Biden’s 1st Day Executive Orders


Image courtesy of ABC4

On January 21st, President Joe Biden’s first full day in office, he signed a record 17 new executive orders. Biden was elected during a period of major political, social, and economic unrest in the United States. The ongoing COVID-19 pandemic, coupled with political discourse over the previous Trump administration, left a lot of calls for Biden to take immediate action and put new policy in place within his first couple of days in office.

The tradition of executive orders is long-standing in American political history, but has been noticeably growing in use in the most recent decades. Perhaps most famous for their use by Franklin D. Roosevelt to pass policy during the Great Depression, executive orders are most commonly used to pass policy when Congress may be deadlocked or controlled by the opposing political party. Joe Biden’s historical 17 executive orders within his first 48 hours marks a new turn for Presidents choosing to use executive power. President Trump only issued one executive order during his first two days in office, and President Obama before him only issued two. While a large chunk of Biden’s orders pertain to reversing Trump-era policy instead of creating new policy, many see this as executive overreach and argue that the President alone should not have this much law-making power. Others argue that the pandemic creates a new, urgent need for policy, and that any delay that may come from Congress would ultimately end up costing people their lives.

Image courtesy of The Guardian

Here is an overview of the 17 executive orders signed by President Biden by January 21st:

New Policy:

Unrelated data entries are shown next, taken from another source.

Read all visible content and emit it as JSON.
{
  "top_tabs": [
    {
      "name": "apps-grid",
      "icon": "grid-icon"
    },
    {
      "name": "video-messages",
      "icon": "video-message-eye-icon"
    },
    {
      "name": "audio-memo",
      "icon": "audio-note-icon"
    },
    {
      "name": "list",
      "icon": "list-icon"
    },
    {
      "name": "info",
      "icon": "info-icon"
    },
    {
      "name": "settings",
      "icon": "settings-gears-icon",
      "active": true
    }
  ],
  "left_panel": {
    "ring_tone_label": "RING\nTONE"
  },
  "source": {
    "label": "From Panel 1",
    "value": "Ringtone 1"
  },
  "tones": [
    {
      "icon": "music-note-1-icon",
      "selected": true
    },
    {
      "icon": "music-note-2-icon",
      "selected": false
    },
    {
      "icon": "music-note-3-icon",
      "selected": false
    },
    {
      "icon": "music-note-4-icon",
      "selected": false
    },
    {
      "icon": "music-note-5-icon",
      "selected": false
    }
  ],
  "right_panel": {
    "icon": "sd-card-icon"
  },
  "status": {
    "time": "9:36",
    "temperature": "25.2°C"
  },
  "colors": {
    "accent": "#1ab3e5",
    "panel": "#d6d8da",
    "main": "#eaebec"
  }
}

-Launches a “100 Days Masking Challenge” asking Americans to wear masks for 100 days. Requires masks and physical distancing in federal buildings, on federal lands and by government contractors, and urges states and local governments to do the same.
-Creates the position of Covid-19 Response Coordinator, reporting directly to Biden and managing efforts to produce and distribute vaccines and medical equipment

-Extends the existing nationwide moratorium on evictions and foreclosures until at least March 31
-Extends the existing pause on student loan payments and interest for Americans with federal student loans until at least September 30

-Prevents workplace discrimination on the basis of sexual orientation or gender identity

-Fortifies DACA after Trump’s efforts to undo protections for undocumented people brought into the country as children
-Extends deferrals of deportation and work authorizations for Liberians with a safe haven in the United States until June 30, 2022

Ethics & Regulation:
-Requires executive branch appointees to sign an ethics pledge barring them from acting in personal interest and requiring them to uphold the independence of the Department of Justice

Reversing Trump Administration Policy:

-Stops the United States’ withdrawal from the World Health Organization, with Dr. Anthony Fauci becoming the head of the delegation to the WHO

-Rejoins the Paris climate accord, a process that will take 30 days
-Cancels the Keystone XL pipeline and directs agencies to review and reverse more than 100 Trump actions on the environment

-Rescinds the Trump administration’s 1776 Commission, directs agencies to review their actions to ensure racial equity

-Requires non-citizens to be included in the Census and apportionment of congressional representatives

-Reverses the Trump administration’s restrictions on US entry for passport holders from seven Muslim-majority countries
-Undoes Trump’s expansion of immigration enforcement within the United States
-Halts construction of the border wall by terminating the national emergency declaration used to fund it

Ethics & Regulation:
-Freezing recent Trump administration regulations, focused on pushing new government appointees through so-called “midnight appointments”